Your assignment
Line by line, print the records exactly as they are, dropping the pictures.

Given information Start Marker

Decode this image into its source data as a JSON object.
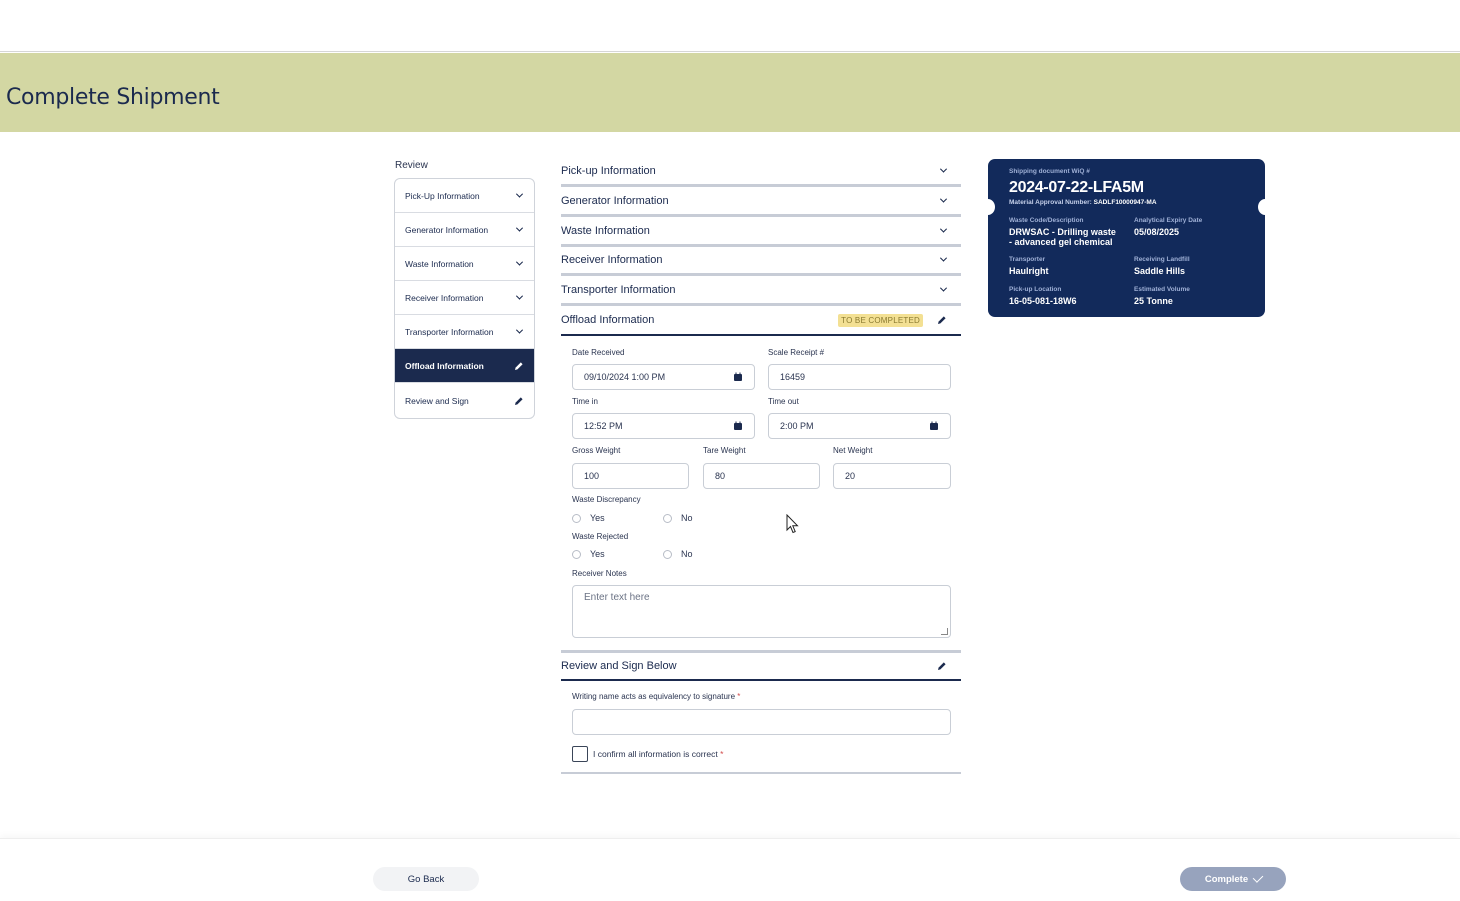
{
  "page": {
    "title": "Complete Shipment"
  },
  "review_nav": {
    "label": "Review",
    "items": [
      {
        "label": "Pick-Up Information",
        "icon": "chevron-down-icon",
        "active": false
      },
      {
        "label": "Generator Information",
        "icon": "chevron-down-icon",
        "active": false
      },
      {
        "label": "Waste Information",
        "icon": "chevron-down-icon",
        "active": false
      },
      {
        "label": "Receiver Information",
        "icon": "chevron-down-icon",
        "active": false
      },
      {
        "label": "Transporter Information",
        "icon": "chevron-down-icon",
        "active": false
      },
      {
        "label": "Offload Information",
        "icon": "pencil-icon",
        "active": true
      },
      {
        "label": "Review and Sign",
        "icon": "pencil-icon",
        "active": false
      }
    ]
  },
  "sections": {
    "pickup": "Pick-up Information",
    "generator": "Generator Information",
    "waste": "Waste Information",
    "receiver": "Receiver Information",
    "transporter": "Transporter Information",
    "offload": {
      "title": "Offload Information",
      "badge": "TO BE COMPLETED"
    },
    "review": "Review and Sign Below"
  },
  "offload_form": {
    "date_received": {
      "label": "Date Received",
      "value": "09/10/2024 1:00 PM"
    },
    "scale_receipt": {
      "label": "Scale Receipt #",
      "value": "16459"
    },
    "time_in": {
      "label": "Time in",
      "value": "12:52 PM"
    },
    "time_out": {
      "label": "Time out",
      "value": "2:00 PM"
    },
    "gross_weight": {
      "label": "Gross Weight",
      "value": "100"
    },
    "tare_weight": {
      "label": "Tare Weight",
      "value": "80"
    },
    "net_weight": {
      "label": "Net Weight",
      "value": "20"
    },
    "waste_discrepancy": {
      "label": "Waste Discrepancy",
      "yes": "Yes",
      "no": "No"
    },
    "waste_rejected": {
      "label": "Waste Rejected",
      "yes": "Yes",
      "no": "No"
    },
    "receiver_notes": {
      "label": "Receiver Notes",
      "placeholder": "Enter text here"
    }
  },
  "sign": {
    "signature_label": "Writing name acts as equivalency to signature",
    "required_mark": "*",
    "confirm_label": "I confirm all information is correct"
  },
  "ticket": {
    "doc_label": "Shipping document WiQ #",
    "doc_number": "2024-07-22-LFA5M",
    "approval_label": "Material Approval Number:",
    "approval_number": "SADLF10000947-MA",
    "waste_code_label": "Waste Code/Description",
    "waste_code_line1": "DRWSAC - Drilling waste",
    "waste_code_line2": "- advanced gel chemical",
    "expiry_label": "Analytical Expiry Date",
    "expiry_value": "05/08/2025",
    "transporter_label": "Transporter",
    "transporter_value": "Haulright",
    "landfill_label": "Receiving Landfill",
    "landfill_value": "Saddle Hills",
    "location_label": "Pick-up Location",
    "location_value": "16-05-081-18W6",
    "volume_label": "Estimated Volume",
    "volume_value": "25 Tonne"
  },
  "footer": {
    "back_label": "Go Back",
    "complete_label": "Complete"
  },
  "colors": {
    "banner": "#d3d7a3",
    "navy": "#1b2a4e",
    "ticket": "#122a5b",
    "badge": "#f3e093",
    "complete_disabled": "#97a3bd"
  }
}
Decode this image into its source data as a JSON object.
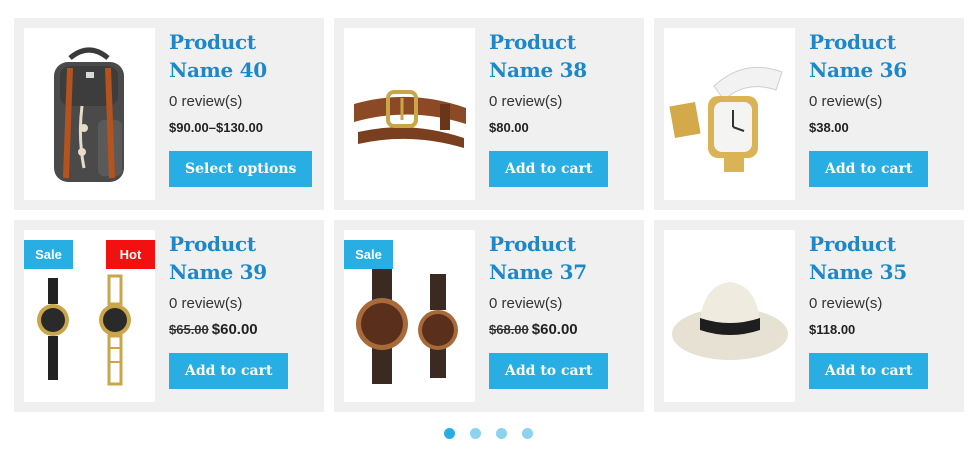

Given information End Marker

Written response
Decode this image into its source data as a JSON object.
{
  "page": {
    "title": "Complete Shipment"
  },
  "review_nav": {
    "label": "Review",
    "items": [
      {
        "label": "Pick-Up Information",
        "icon": "chevron-down-icon",
        "active": false
      },
      {
        "label": "Generator Information",
        "icon": "chevron-down-icon",
        "active": false
      },
      {
        "label": "Waste Information",
        "icon": "chevron-down-icon",
        "active": false
      },
      {
        "label": "Receiver Information",
        "icon": "chevron-down-icon",
        "active": false
      },
      {
        "label": "Transporter Information",
        "icon": "chevron-down-icon",
        "active": false
      },
      {
        "label": "Offload Information",
        "icon": "pencil-icon",
        "active": true
      },
      {
        "label": "Review and Sign",
        "icon": "pencil-icon",
        "active": false
      }
    ]
  },
  "sections": {
    "pickup": "Pick-up Information",
    "generator": "Generator Information",
    "waste": "Waste Information",
    "receiver": "Receiver Information",
    "transporter": "Transporter Information",
    "offload": {
      "title": "Offload Information",
      "badge": "TO BE COMPLETED"
    },
    "review": "Review and Sign Below"
  },
  "offload_form": {
    "date_received": {
      "label": "Date Received",
      "value": "09/10/2024 1:00 PM"
    },
    "scale_receipt": {
      "label": "Scale Receipt #",
      "value": "16459"
    },
    "time_in": {
      "label": "Time in",
      "value": "12:52 PM"
    },
    "time_out": {
      "label": "Time out",
      "value": "2:00 PM"
    },
    "gross_weight": {
      "label": "Gross Weight",
      "value": "100"
    },
    "tare_weight": {
      "label": "Tare Weight",
      "value": "80"
    },
    "net_weight": {
      "label": "Net Weight",
      "value": "20"
    },
    "waste_discrepancy": {
      "label": "Waste Discrepancy",
      "yes": "Yes",
      "no": "No"
    },
    "waste_rejected": {
      "label": "Waste Rejected",
      "yes": "Yes",
      "no": "No"
    },
    "receiver_notes": {
      "label": "Receiver Notes",
      "placeholder": "Enter text here"
    }
  },
  "sign": {
    "signature_label": "Writing name acts as equivalency to signature",
    "required_mark": "*",
    "confirm_label": "I confirm all information is correct"
  },
  "ticket": {
    "doc_label": "Shipping document WiQ #",
    "doc_number": "2024-07-22-LFA5M",
    "approval_label": "Material Approval Number:",
    "approval_number": "SADLF10000947-MA",
    "waste_code_label": "Waste Code/Description",
    "waste_code_line1": "DRWSAC - Drilling waste",
    "waste_code_line2": "- advanced gel chemical",
    "expiry_label": "Analytical Expiry Date",
    "expiry_value": "05/08/2025",
    "transporter_label": "Transporter",
    "transporter_value": "Haulright",
    "landfill_label": "Receiving Landfill",
    "landfill_value": "Saddle Hills",
    "location_label": "Pick-up Location",
    "location_value": "16-05-081-18W6",
    "volume_label": "Estimated Volume",
    "volume_value": "25 Tonne"
  },
  "footer": {
    "back_label": "Go Back",
    "complete_label": "Complete"
  },
  "colors": {
    "banner": "#d3d7a3",
    "navy": "#1b2a4e",
    "ticket": "#122a5b",
    "badge": "#f3e093",
    "complete_disabled": "#97a3bd"
  }
}
Decode this image into its source data as a JSON object.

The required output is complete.